Early in the 70’s the heterogeneous nature of tumors was recognized in terms of the biological properties of sub-clones such as antigen resistance, immunogenicity and growth rate. These discoveries led to the hypothesis of tumor evolution based on the acquisition of alterations conferring a selective growth advantage to a neoplastic cell over surrounding normal or tumor cells. It suggests that further alterations can lead to new clones that, due to selective advantages, can become the next predominant cancer subpopulation. Cancer treatment can be thought of as a strong form of selective pressure, leading to the selection and growth of cancer cells that acquired resistance mediated by specific mutations. Today next generation sequencing (NGS) technologies allow for the identification of these heterogeneous alterations and the quantification of the fraction of tumor cells harboring a specific alteration (often termed cancer cell fraction,).
Although many cancer-driving mutations and genes are already known, these cannot explain tumor development in a majority of cases. Therefore we studied 326 cases of chronic lymphocytic leukemia (CLL), a tumor of the circulating white blood cells, namely B-lymphocytes. Exome-seq data from 326 CLL tumor-normal pairs from the ICGC-CLL project were analyzed to identify germline and somatic SNVs, indels and copy number variants, which were subsequently used to identify recurrently mutated driver genes. Using the deviation of non-reference allele frequencies (BAF) values of SNPs and CNVs from perfect heterozygosity we characterized tumor sub-clones down to 10% cancer cell fraction.

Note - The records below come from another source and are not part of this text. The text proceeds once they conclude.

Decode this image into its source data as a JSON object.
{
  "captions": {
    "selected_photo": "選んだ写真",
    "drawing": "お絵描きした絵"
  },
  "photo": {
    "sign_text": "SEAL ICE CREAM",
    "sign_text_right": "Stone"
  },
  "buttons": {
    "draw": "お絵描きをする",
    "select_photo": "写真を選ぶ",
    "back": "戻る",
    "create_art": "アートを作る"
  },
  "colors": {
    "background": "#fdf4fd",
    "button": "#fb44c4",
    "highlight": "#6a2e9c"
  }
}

Next we developed a novel Bayesian model for identification of recurrently mutated driver genes that takes into account measures of positive selection, clonal fitness and locally adjusted background mutation rates. Our model can be applied to single genes as well as groups of genes, retrieved from either annotated pathways or protein-protein interaction networks. Applying our model to the 326 cases of CLL we identified most of the previously reported drivers of CLL as well as several novel candidate driver genes.